Data to process Block Start

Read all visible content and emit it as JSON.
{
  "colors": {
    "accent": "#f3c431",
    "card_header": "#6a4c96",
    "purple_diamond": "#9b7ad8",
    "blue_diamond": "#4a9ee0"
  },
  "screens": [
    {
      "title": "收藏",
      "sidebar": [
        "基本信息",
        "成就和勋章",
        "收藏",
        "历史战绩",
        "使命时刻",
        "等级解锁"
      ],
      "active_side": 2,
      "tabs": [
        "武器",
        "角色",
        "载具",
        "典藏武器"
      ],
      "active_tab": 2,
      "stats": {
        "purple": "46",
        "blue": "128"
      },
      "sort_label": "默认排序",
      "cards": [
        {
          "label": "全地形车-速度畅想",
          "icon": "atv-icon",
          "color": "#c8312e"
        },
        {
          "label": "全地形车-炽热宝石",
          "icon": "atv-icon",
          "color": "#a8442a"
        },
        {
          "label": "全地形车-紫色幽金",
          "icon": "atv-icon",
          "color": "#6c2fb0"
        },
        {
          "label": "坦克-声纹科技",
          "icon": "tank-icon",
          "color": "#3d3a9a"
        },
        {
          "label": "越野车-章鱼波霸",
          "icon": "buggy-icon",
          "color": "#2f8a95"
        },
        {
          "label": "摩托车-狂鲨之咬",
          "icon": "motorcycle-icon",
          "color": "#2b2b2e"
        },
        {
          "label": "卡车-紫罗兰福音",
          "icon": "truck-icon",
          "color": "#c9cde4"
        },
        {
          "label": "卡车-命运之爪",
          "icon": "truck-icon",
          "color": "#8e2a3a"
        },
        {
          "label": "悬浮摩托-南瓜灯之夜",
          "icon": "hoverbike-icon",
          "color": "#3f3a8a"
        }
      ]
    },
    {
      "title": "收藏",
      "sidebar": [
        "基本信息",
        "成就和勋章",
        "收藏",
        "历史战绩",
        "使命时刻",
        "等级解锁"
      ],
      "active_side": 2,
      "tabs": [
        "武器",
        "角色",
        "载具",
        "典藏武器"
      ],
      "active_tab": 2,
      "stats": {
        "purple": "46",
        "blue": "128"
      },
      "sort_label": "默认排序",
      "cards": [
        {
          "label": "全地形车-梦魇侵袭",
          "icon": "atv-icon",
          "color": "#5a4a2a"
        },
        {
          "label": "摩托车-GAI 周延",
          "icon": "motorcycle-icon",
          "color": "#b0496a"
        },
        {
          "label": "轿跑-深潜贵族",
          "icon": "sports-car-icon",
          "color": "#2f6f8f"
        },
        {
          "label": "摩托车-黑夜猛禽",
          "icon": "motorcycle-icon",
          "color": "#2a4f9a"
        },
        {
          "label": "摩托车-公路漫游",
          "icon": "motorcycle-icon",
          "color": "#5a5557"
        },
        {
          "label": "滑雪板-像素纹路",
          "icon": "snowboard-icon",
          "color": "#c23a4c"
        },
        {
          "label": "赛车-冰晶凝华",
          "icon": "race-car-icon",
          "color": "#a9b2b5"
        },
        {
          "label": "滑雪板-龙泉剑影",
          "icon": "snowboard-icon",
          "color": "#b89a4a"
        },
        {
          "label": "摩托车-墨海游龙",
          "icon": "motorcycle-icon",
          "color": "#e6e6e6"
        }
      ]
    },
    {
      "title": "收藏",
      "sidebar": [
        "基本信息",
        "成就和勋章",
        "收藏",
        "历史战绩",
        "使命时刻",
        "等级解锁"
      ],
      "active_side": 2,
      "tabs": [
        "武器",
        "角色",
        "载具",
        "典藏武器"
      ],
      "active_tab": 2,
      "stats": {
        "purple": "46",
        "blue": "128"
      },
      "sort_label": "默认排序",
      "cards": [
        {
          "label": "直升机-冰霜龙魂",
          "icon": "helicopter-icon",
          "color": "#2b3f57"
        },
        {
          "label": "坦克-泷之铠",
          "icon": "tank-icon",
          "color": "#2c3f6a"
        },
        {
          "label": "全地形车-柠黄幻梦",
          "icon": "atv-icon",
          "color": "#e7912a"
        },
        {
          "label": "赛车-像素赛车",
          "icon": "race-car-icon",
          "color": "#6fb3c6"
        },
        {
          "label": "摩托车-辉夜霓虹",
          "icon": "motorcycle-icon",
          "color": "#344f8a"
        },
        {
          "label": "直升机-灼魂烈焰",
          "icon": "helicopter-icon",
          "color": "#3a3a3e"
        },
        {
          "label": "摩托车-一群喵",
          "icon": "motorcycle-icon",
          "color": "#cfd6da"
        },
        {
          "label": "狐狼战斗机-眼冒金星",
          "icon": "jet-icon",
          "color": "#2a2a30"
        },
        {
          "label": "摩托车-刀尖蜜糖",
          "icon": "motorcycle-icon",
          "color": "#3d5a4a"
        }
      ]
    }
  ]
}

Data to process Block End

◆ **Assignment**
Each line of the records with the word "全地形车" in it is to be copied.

◆ **Solution to this task**
          "label": "全地形车-速度畅想",
          "label": "全地形车-炽热宝石",
          "label": "全地形车-紫色幽金",
          "label": "全地形车-梦魇侵袭",
          "label": "全地形车-柠黄幻梦",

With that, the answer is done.